             union sockaddr_union* to, int id, char* buf, int len);

Transport API (trans)

Each type of transport has to implement this structure

struct trans_proto {
    // the id of the protocol
    int proto;

    // the name of the protocol: UDP, SCTP. Used for detecting the outgoing/incoming socket
    char *name;

    // the default port for the protocol
    int default_port;

    // function called when the module is loaded
    int (*proto_init)(void);

    // function called to destroy the data initialized at startup
    void (*proto_destroy)(void);

    // adds a new listener read by the parser. The port might be missing, and the default_port is used further
    int (*add_listener)(char* host, int port);

    // binds the listener and returns a file descriptor (used by the WebSocket library)
    int (*bind)(char *host, int port);

    // connects to a different peer
    int (*connect)(union sockaddr_union* to);

    // initializes a new connection
    int (*conn_init)(struct connection *conn, void *ctx);

    // reads the data received on the connection
    int (*recv)(struct connection *conn, void *ctx);

    // used to send a buffer over the network
    int (*send)(struct connection *conn, char* buf, int len);
}

Network API (net)
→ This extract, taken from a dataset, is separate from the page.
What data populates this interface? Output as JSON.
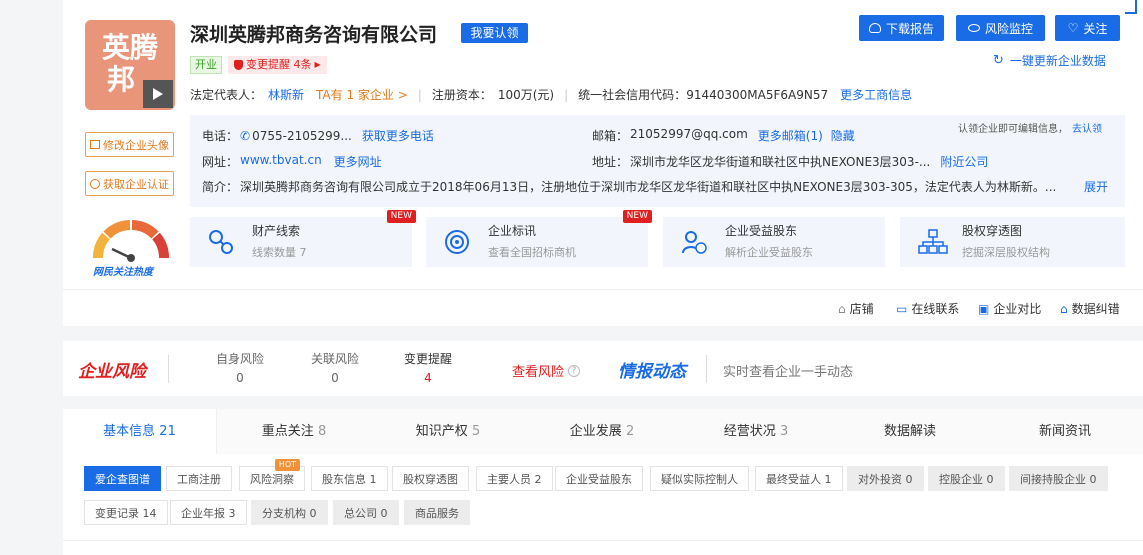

// binds the interface and adds the socket to the listening sockets
int add_listener(char* host, int proto, int port);

// used to return a listener
struct socket_info* find_listener(union sockaddr_union* to, int proto);

struct net_proto {
    // initializes the structures
    int (*init_tcp)(void);
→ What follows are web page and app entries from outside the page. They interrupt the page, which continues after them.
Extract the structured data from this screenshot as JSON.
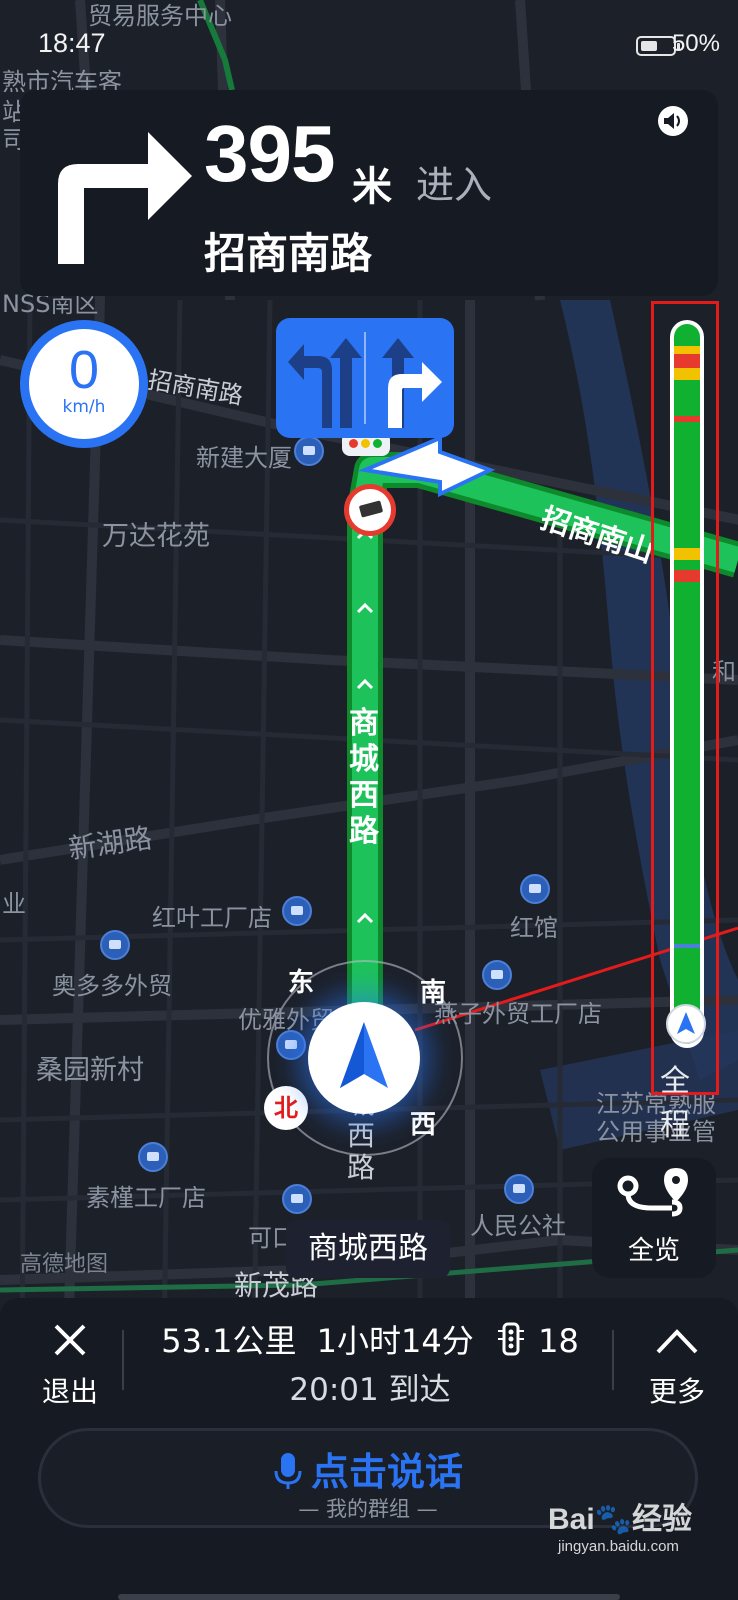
{
  "status_bar": {
    "time": "18:47",
    "battery": "50%"
  },
  "navigation": {
    "distance_value": "395",
    "distance_unit": "米",
    "action": "进入",
    "next_road": "招商南路"
  },
  "speed": {
    "value": "0",
    "unit": "km/h"
  },
  "route_progress": {
    "label": "全程",
    "traversed_fraction": 0.0
  },
  "map": {
    "labels": {
      "top_poi": "贸易服务中心",
      "top_left_1": "熟市汽车客",
      "top_left_2": "站",
      "top_left_3": "司",
      "area_nss": "NSS南区",
      "road_zhaoshang_left": "招商南路",
      "poi_xinjian": "新建大厦",
      "poi_wanda": "万达花苑",
      "road_zhaoshang_right": "招商南山",
      "road_shangcheng_vertical": "商城西路",
      "road_xinhu": "新湖路",
      "poi_hongye": "红叶工厂店",
      "poi_aoduoduo": "奥多多外贸",
      "poi_honguan": "红馆",
      "poi_yanzi": "燕子外贸工厂店",
      "poi_youya": "优雅外贸",
      "area_sangyuan": "桑园新村",
      "road_shangcheng_lower": "城西路",
      "poi_sujin": "素槿工厂店",
      "poi_kekou": "可口",
      "poi_renmin": "人民公社",
      "poi_jiangsu_1": "江苏常熟服",
      "poi_jiangsu_2": "公用事业管",
      "road_xinmao": "新茂路",
      "left_edge_ye": "业",
      "brand": "高德地图",
      "right_edge_he": "和"
    },
    "compass": {
      "east": "东",
      "south": "南",
      "west": "西",
      "north": "北"
    },
    "current_road": "商城西路"
  },
  "overview_button": {
    "label": "全览"
  },
  "bottom_panel": {
    "exit_label": "退出",
    "distance": "53.1公里",
    "duration": "1小时14分",
    "traffic_lights": "18",
    "arrival_time": "20:01",
    "arrival_suffix": "到达",
    "more_label": "更多"
  },
  "voice": {
    "label": "点击说话",
    "sublabel": "— 我的群组 —"
  },
  "watermark": {
    "brand": "Bai",
    "brand_cn": "经验",
    "url": "jingyan.baidu.com"
  },
  "colors": {
    "accent_blue": "#2a74f4",
    "route_green": "#10b130",
    "congestion_red": "#e63a2f",
    "slow_yellow": "#f2c200",
    "highlight_red": "#e31b1b"
  }
}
    // initializes the listeners
    int (*init_listeners)(void);

    // destroys the TCP data
    void (*destroy_udp)(void);

    // returns the connection identified by either the id or the destination to
    struct connection* (*conn_get)(int id, union sockaddr_union* to);

    // used to tune connection attributes
    int (*conn_fcntl)(struct connection *conn, int attr, void *value);
}

TCP network proto

// initializes the TCP structures
int init_tcp(void);

// initializes the TCP listeners
int init_tcp_listeners(void);

// destroys the TCP data
void destroy_tcp(void);

// returns the connection identified by either the id or the destination to
struct connection* conn_get(int id, union sockaddr_union* to);

// used to tune connection attributes
int conn_fcntl(struct connection *conn, int attr, void *value);

UDP network proto

// initializes the UDP structures
int init_udp(void);

// initializes the UDP listeners
int init_udp_listeners(void);

// destroys the UDP data
void destroy_udp(void);

Flow Charts

The following diagrams represent the execution flows for the TCP network protocol.

Receive Message

The following scenario represents the state machine executed when a message is received.

Send Message

The next diagram represents the state machine executed when a message is sent by the OpenSIPS core or modules.


Page last modified on February 02, 2015, at 03:21 PM